Uncommon and difficult

The Isotope Ratio Mass Spectrometer (IRMS) ionises gas molecules to allow the precise measurement of mixtures of naturally occurring stable isotopes in ice core air bubbles, such as 13C/12C and 18O/16O ratios in atmospheric CO2.

Isotopes are different species of the same element, and their ratios indicate whether the CO2 came from oceanic or terrestrial carbon pools.

Dr Menking has adapted an ‘off-the-shelf’ IRMS for the Million Year Ice Core project by adding a purification line to extract CO2 from air bubbles in the ice samples.

“All water vapour must be removed from the air sample, and the purification line separates out the CO2 we want to measure.”

The process involves first shaking ice core samples in an abrasive vacuum chamber known as a ‘cheese grater’, and then extracting the air released through a frozen stainless-steel tube at a temperature of 12 Kelvin (minus 261oC).

“Technically, this measurement is not new, but there’s only a small handful of labs in the world that do it on ice core air.”

“For the current work on the last two millennia, we’re using relatively large amounts of ice from the Australian archives, which allows us to measure a suite of other gas concentrations in CSIRO’s GASLAB.”

“The work is difficult enough with large samples, but the real challenge will be scaling the methods down to work on small samples from the Million Year Ice Core,” Dr Menking said.

Climate-carbon feedback

To put modern global warming in context, Dr Menking said we need to know how greenhouse gases varied prior to industrialisation and what processes controlled them.

“Our IRMS analysis will enable us to fill in gaps and resolve discrepancies in the records of CO2 isotopes and give us greater detail of the feedback between the carbon cycle and climate,” he said.

Shallower cores will be used to provide a detailed record of atmospheric composition and quantify feedbacks between climate and atmospheric chemistry and the carbon cycle over the last few thousand years with decadal resolution. Ice cores drilled by the Australian Antarctic Program from Law Dome, Aurora Basin North and Mount Brown South are well suited for this.

Deep time

Dr Pedro said a selection of 7-metre-long cores will be the first ice from the Million Year Ice Core (MYIC) site at Little Dome C to be analysed by the new ice core lab – not for gas but their chemistry.

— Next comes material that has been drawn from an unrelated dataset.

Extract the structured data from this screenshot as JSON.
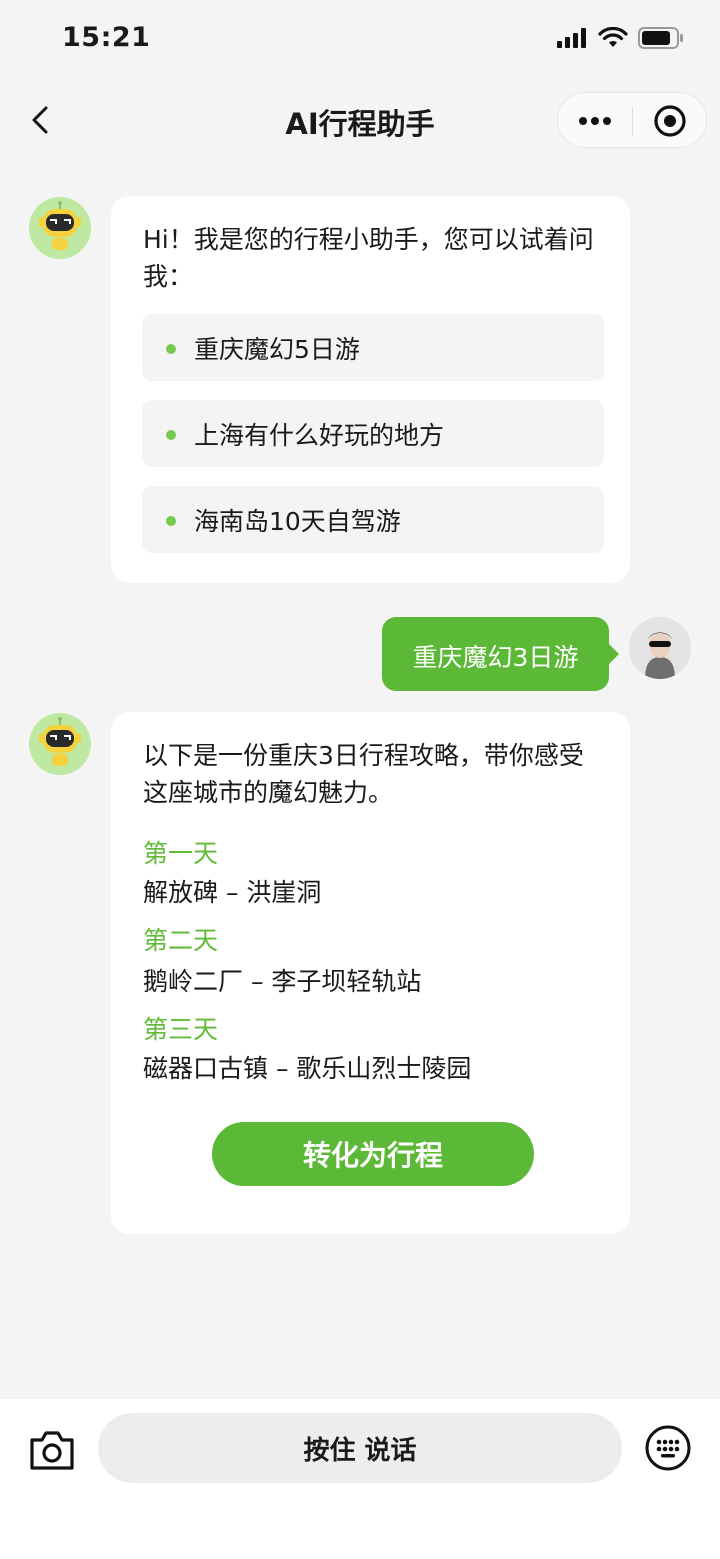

“Analysis of the cores retrieved from Little Dome C this summer will give us our first look at snow chemistry and preservation of climate and environmental data at the site, over the last 200 years of snowfall,” said Dr Pedro.

Over the next five years or so, the MYIC project aims to recover a continuous Antarctic ice core delving nearly three kilometres into the ice sheet and at least 1.2 million years into the past.

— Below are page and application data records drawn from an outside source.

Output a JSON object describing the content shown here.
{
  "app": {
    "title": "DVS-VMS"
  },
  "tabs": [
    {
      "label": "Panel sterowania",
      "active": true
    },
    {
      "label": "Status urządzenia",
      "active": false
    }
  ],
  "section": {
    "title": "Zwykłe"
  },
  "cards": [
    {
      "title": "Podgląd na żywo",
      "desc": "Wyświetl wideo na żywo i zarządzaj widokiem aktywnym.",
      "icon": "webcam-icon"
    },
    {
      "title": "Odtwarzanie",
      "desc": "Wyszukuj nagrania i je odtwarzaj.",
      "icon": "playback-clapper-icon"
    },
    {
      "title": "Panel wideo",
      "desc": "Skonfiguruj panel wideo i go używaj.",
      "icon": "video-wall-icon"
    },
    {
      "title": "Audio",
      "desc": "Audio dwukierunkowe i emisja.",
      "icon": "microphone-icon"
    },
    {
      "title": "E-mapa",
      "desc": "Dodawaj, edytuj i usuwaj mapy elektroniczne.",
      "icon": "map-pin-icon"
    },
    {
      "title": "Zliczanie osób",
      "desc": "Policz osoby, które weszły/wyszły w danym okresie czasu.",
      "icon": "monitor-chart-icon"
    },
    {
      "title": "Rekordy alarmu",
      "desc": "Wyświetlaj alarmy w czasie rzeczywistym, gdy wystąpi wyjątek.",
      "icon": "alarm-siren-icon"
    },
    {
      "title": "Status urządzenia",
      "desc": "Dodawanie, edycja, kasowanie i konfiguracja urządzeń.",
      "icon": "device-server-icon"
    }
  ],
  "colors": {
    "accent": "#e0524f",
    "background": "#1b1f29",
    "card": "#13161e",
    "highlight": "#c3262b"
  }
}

“The MYIC will nearly double the age of the existing oldest ice core record, reaching back to a period where the ice age cycles became faster and less intense.”

“The data on climate and environmental conditions preserved in the ice is needed to resolve why this change of pacing occurred and to help answer larger open questions about climate, carbon cycle and cryosphere feedbacks,” he said.

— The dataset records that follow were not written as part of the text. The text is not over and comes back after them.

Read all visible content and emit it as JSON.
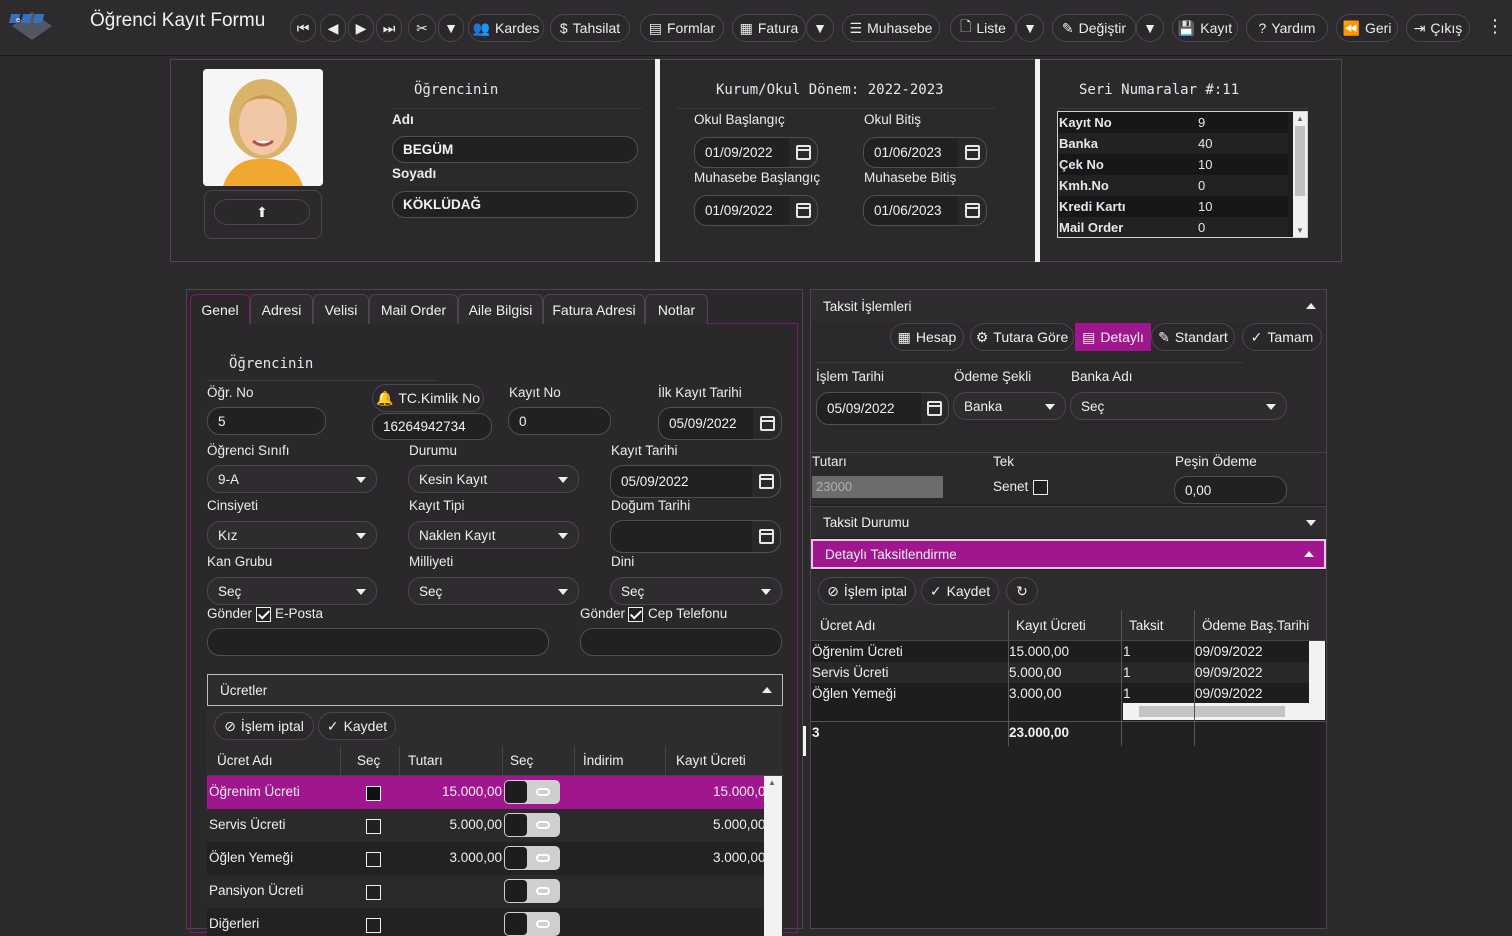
{
  "app": {
    "title": "Öğrenci Kayıt Formu"
  },
  "toolbar": {
    "kardes": "Kardes",
    "tahsilat": "Tahsilat",
    "formlar": "Formlar",
    "fatura": "Fatura",
    "muhasebe": "Muhasebe",
    "liste": "Liste",
    "degistir": "Değiştir",
    "kayit": "Kayıt",
    "yardim": "Yardım",
    "geri": "Geri",
    "cikis": "Çıkış"
  },
  "student": {
    "section_title": "Öğrencinin",
    "name_label": "Adı",
    "name": "BEGÜM",
    "surname_label": "Soyadı",
    "surname": "KÖKLÜDAĞ"
  },
  "period": {
    "title": "Kurum/Okul Dönem: 2022-2023",
    "school_start_label": "Okul Başlangıç",
    "school_start": "01/09/2022",
    "school_end_label": "Okul Bitiş",
    "school_end": "01/06/2023",
    "acc_start_label": "Muhasebe Başlangıç",
    "acc_start": "01/09/2022",
    "acc_end_label": "Muhasebe Bitiş",
    "acc_end": "01/06/2023"
  },
  "serials": {
    "title": "Seri Numaralar #:11",
    "rows": [
      {
        "name": "Kayıt No",
        "value": "9"
      },
      {
        "name": "Banka",
        "value": "40"
      },
      {
        "name": "Çek No",
        "value": "10"
      },
      {
        "name": "Kmh.No",
        "value": "0"
      },
      {
        "name": "Kredi Kartı",
        "value": "10"
      },
      {
        "name": "Mail Order",
        "value": "0"
      }
    ]
  },
  "tabs": [
    "Genel",
    "Adresi",
    "Velisi",
    "Mail Order",
    "Aile Bilgisi",
    "Fatura Adresi",
    "Notlar"
  ],
  "general": {
    "section_title": "Öğrencinin",
    "ogr_no_label": "Öğr. No",
    "ogr_no": "5",
    "tc_button": "TC.Kimlik No",
    "tc_no": "16264942734",
    "kayit_no_label": "Kayıt No",
    "kayit_no": "0",
    "ilk_kayit_label": "İlk Kayıt Tarihi",
    "ilk_kayit": "05/09/2022",
    "sinif_label": "Öğrenci Sınıfı",
    "sinif": "9-A",
    "durum_label": "Durumu",
    "durum": "Kesin Kayıt",
    "kayit_tarihi_label": "Kayıt Tarihi",
    "kayit_tarihi": "05/09/2022",
    "cinsiyet_label": "Cinsiyeti",
    "cinsiyet": "Kız",
    "kayit_tipi_label": "Kayıt Tipi",
    "kayit_tipi": "Naklen Kayıt",
    "dogum_label": "Doğum Tarihi",
    "dogum": "",
    "kan_label": "Kan Grubu",
    "kan": "Seç",
    "milliyet_label": "Milliyeti",
    "milliyet": "Seç",
    "din_label": "Dini",
    "din": "Seç",
    "gonder_label": "Gönder",
    "eposta_label": "E-Posta",
    "cep_label": "Cep Telefonu"
  },
  "fees": {
    "title": "Ücretler",
    "cancel": "İşlem iptal",
    "save": "Kaydet",
    "headers": [
      "Ücret Adı",
      "Seç",
      "Tutarı",
      "Seç",
      "İndirim",
      "Kayıt Ücreti"
    ],
    "rows": [
      {
        "name": "Öğrenim Ücreti",
        "amount": "15.000,00",
        "fee": "15.000,00"
      },
      {
        "name": "Servis Ücreti",
        "amount": "5.000,00",
        "fee": "5.000,00"
      },
      {
        "name": "Öğlen Yemeği",
        "amount": "3.000,00",
        "fee": "3.000,00"
      },
      {
        "name": "Pansiyon Ücreti",
        "amount": "",
        "fee": ""
      },
      {
        "name": "Diğerleri",
        "amount": "",
        "fee": ""
      }
    ]
  },
  "installment": {
    "title": "Taksit İşlemleri",
    "btn_hesap": "Hesap",
    "btn_tutara": "Tutara Göre",
    "btn_detayli": "Detaylı",
    "btn_standart": "Standart",
    "btn_tamam": "Tamam",
    "islem_tarihi_label": "İşlem Tarihi",
    "islem_tarihi": "05/09/2022",
    "odeme_sekli_label": "Ödeme Şekli",
    "odeme_sekli": "Banka",
    "banka_label": "Banka Adı",
    "banka": "Seç",
    "tutar_label": "Tutarı",
    "tutar": "23000",
    "tek_label": "Tek",
    "senet_label": "Senet",
    "pesin_label": "Peşin Ödeme",
    "pesin": "0,00",
    "durum_title": "Taksit Durumu",
    "detay_title": "Detaylı Taksitlendirme",
    "cancel": "İşlem iptal",
    "save": "Kaydet",
    "headers": [
      "Ücret Adı",
      "Kayıt Ücreti",
      "Taksit",
      "Ödeme Baş.Tarihi"
    ],
    "rows": [
      {
        "name": "Öğrenim Ücreti",
        "fee": "15.000,00",
        "count": "1",
        "date": "09/09/2022"
      },
      {
        "name": "Servis Ücreti",
        "fee": "5.000,00",
        "count": "1",
        "date": "09/09/2022"
      },
      {
        "name": "Öğlen Yemeği",
        "fee": "3.000,00",
        "count": "1",
        "date": "09/09/2022"
      }
    ],
    "footer_count": "3",
    "footer_total": "23.000,00"
  },
  "colors": {
    "accent": "#a0168f",
    "background": "#2d2a2e"
  }
}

Compressed history

Gas measurements require ice from beyond 60 metres deep where air bubbles are locked in.

“The deeper and older we go, the ice gets more compressed, with 15,000 years of atmospheric history archived in only one metre of ice,” said Dr Pedro.

This means the capability to process very small sample volumes is key for MYIC analysis in the future, which will apply techniques developed by team member Dr Daniel Baggenstos using a quantum cascade laser absorption spectrometer.

“The oldest ice record will enable us to figure out the implications for future climate, sea-level and ice sheet stability, and whether past interglacial conditions can be analogues of future warming,” Dr Pedro said.

The Australian Antarctic Program Partnership is led by the University of Tasmania, with partner agencies CSIRO, Institute for Marine and Antarctic Studies, Bureau of Meteorology, Australian Antarctic Division, Geoscience Australia, Integrated Marine Observing System, and the Tasmanian Government.